● Instructions for the task:
Each line below should be restated exactly, with nothing dropped.
•••
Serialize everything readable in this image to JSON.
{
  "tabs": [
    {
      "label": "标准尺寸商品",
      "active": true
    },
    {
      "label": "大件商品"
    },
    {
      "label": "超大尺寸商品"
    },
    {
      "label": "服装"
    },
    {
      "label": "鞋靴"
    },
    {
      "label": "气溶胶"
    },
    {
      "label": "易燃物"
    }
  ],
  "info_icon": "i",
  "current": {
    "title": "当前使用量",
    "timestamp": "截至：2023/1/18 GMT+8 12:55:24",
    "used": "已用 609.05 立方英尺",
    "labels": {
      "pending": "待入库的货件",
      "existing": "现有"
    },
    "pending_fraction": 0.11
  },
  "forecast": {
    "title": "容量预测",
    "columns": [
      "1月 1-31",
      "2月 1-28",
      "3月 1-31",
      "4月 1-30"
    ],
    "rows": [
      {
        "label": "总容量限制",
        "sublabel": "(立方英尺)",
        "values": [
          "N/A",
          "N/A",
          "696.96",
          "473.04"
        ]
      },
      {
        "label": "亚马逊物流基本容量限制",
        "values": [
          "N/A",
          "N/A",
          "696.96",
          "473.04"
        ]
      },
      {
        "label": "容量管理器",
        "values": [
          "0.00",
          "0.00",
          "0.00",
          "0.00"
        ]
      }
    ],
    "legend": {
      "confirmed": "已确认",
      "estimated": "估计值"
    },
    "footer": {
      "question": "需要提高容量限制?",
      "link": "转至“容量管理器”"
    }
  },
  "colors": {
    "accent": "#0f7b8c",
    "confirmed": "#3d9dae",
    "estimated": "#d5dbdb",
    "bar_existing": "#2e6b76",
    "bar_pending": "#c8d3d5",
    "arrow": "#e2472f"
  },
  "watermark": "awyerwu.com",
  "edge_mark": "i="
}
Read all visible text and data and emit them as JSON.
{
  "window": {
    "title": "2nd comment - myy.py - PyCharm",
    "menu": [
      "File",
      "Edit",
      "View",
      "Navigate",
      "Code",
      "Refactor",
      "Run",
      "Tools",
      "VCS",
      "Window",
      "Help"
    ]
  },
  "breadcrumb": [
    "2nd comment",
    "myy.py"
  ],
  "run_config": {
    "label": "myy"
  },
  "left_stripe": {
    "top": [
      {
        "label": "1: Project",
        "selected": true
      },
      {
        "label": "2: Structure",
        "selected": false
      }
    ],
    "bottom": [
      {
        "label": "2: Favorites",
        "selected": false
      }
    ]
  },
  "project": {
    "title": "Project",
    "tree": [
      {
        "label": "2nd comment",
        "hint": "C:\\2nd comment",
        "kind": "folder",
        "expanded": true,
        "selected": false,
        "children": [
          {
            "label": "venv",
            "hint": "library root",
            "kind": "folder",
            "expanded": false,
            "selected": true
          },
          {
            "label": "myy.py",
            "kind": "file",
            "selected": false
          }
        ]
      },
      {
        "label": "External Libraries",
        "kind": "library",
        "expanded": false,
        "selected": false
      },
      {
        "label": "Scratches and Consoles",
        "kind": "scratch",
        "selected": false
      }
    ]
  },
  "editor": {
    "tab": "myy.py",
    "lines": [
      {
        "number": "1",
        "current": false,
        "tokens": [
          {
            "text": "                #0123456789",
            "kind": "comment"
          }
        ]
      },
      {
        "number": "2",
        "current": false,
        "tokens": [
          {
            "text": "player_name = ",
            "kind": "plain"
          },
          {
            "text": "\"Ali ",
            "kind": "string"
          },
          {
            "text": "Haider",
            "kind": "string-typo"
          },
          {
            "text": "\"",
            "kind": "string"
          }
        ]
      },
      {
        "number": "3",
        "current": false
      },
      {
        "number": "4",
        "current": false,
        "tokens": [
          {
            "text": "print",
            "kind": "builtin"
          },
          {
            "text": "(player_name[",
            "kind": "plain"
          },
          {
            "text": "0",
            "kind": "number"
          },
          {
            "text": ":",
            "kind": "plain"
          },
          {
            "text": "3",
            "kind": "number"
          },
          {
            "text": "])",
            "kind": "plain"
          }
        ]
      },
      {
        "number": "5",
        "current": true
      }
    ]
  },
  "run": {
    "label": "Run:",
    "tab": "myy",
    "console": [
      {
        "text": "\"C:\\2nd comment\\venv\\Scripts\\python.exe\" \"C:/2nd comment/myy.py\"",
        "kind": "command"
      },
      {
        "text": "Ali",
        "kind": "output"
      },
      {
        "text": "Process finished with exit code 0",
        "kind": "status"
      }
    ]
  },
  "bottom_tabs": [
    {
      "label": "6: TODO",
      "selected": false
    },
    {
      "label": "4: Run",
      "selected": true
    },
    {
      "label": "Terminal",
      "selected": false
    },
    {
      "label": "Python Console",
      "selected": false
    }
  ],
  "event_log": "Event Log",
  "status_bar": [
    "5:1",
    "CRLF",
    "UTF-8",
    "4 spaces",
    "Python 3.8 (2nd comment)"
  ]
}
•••
● Response for this exercise:
Serialize everything readable in this image to JSON.
{
  "tabs": [
    {
      "label": "标准尺寸商品",
      "active": true
    },
    {
      "label": "大件商品"
    },
    {
      "label": "超大尺寸商品"
    },
    {
      "label": "服装"
    },
    {
      "label": "鞋靴"
    },
    {
      "label": "气溶胶"
    },
    {
      "label": "易燃物"
    }
  ],
  "info_icon": "i",
  "current": {
    "title": "当前使用量",
    "timestamp": "截至：2023/1/18 GMT+8 12:55:24",
    "used": "已用 609.05 立方英尺",
    "labels": {
      "pending": "待入库的货件",
      "existing": "现有"
    },
    "pending_fraction": 0.11
  },
  "forecast": {
    "title": "容量预测",
    "columns": [
      "1月 1-31",
      "2月 1-28",
      "3月 1-31",
      "4月 1-30"
    ],
    "rows": [
      {
        "label": "总容量限制",
        "sublabel": "(立方英尺)",
        "values": [
          "N/A",
          "N/A",
          "696.96",
          "473.04"
        ]
      },
      {
        "label": "亚马逊物流基本容量限制",
        "values": [
          "N/A",
          "N/A",
          "696.96",
          "473.04"
        ]
      },
      {
        "label": "容量管理器",
        "values": [
          "0.00",
          "0.00",
          "0.00",
          "0.00"
        ]
      }
    ],
    "legend": {
      "confirmed": "已确认",
      "estimated": "估计值"
    },
    "footer": {
      "question": "需要提高容量限制?",
      "link": "转至“容量管理器”"
    }
  },
  "colors": {
    "accent": "#0f7b8c",
    "confirmed": "#3d9dae",
    "estimated": "#d5dbdb",
    "bar_existing": "#2e6b76",
    "bar_pending": "#c8d3d5",
    "arrow": "#e2472f"
  },
  "watermark": "awyerwu.com",
  "edge_mark": "i="
}
Read all visible text and data and emit them as JSON.
{
  "window": {
    "title": "2nd comment - myy.py - PyCharm",
    "menu": [
      "File",
      "Edit",
      "View",
      "Navigate",
      "Code",
      "Refactor",
      "Run",
      "Tools",
      "VCS",
      "Window",
      "Help"
    ]
  },
  "breadcrumb": [
    "2nd comment",
    "myy.py"
  ],
  "run_config": {
    "label": "myy"
  },
  "left_stripe": {
    "top": [
      {
        "label": "1: Project",
        "selected": true
      },
      {
        "label": "2: Structure",
        "selected": false
      }
    ],
    "bottom": [
      {
        "label": "2: Favorites",
        "selected": false
      }
    ]
  },
  "project": {
    "title": "Project",
    "tree": [
      {
        "label": "2nd comment",
        "hint": "C:\\2nd comment",
        "kind": "folder",
        "expanded": true,
        "selected": false,
        "children": [
          {
            "label": "venv",
            "hint": "library root",
            "kind": "folder",
            "expanded": false,
            "selected": true
          },
          {
            "label": "myy.py",
            "kind": "file",
            "selected": false
          }
        ]
      },
      {
        "label": "External Libraries",
        "kind": "library",
        "expanded": false,
        "selected": false
      },
      {
        "label": "Scratches and Consoles",
        "kind": "scratch",
        "selected": false
      }
    ]
  },
  "editor": {
    "tab": "myy.py",
    "lines": [
      {
        "number": "1",
        "current": false,
        "tokens": [
          {
            "text": "                #0123456789",
            "kind": "comment"
          }
        ]
      },
      {
        "number": "2",
        "current": false,
        "tokens": [
          {
            "text": "player_name = ",
            "kind": "plain"
          },
          {
            "text": "\"Ali ",
            "kind": "string"
          },
          {
            "text": "Haider",
            "kind": "string-typo"
          },
          {
            "text": "\"",
            "kind": "string"
          }
        ]
      },
      {
        "number": "3",
        "current": false
      },
      {
        "number": "4",
        "current": false,
        "tokens": [
          {
            "text": "print",
            "kind": "builtin"
          },
          {
            "text": "(player_name[",
            "kind": "plain"
          },
          {
            "text": "0",
            "kind": "number"
          },
          {
            "text": ":",
            "kind": "plain"
          },
          {
            "text": "3",
            "kind": "number"
          },
          {
            "text": "])",
            "kind": "plain"
          }
        ]
      },
      {
        "number": "5",
        "current": true
      }
    ]
  },
  "run": {
    "label": "Run:",
    "tab": "myy",
    "console": [
      {
        "text": "\"C:\\2nd comment\\venv\\Scripts\\python.exe\" \"C:/2nd comment/myy.py\"",
        "kind": "command"
      },
      {
        "text": "Ali",
        "kind": "output"
      },
      {
        "text": "Process finished with exit code 0",
        "kind": "status"
      }
    ]
  },
  "bottom_tabs": [
    {
      "label": "6: TODO",
      "selected": false
    },
    {
      "label": "4: Run",
      "selected": true
    },
    {
      "label": "Terminal",
      "selected": false
    },
    {
      "label": "Python Console",
      "selected": false
    }
  ],
  "event_log": "Event Log",
  "status_bar": [
    "5:1",
    "CRLF",
    "UTF-8",
    "4 spaces",
    "Python 3.8 (2nd comment)"
  ]
}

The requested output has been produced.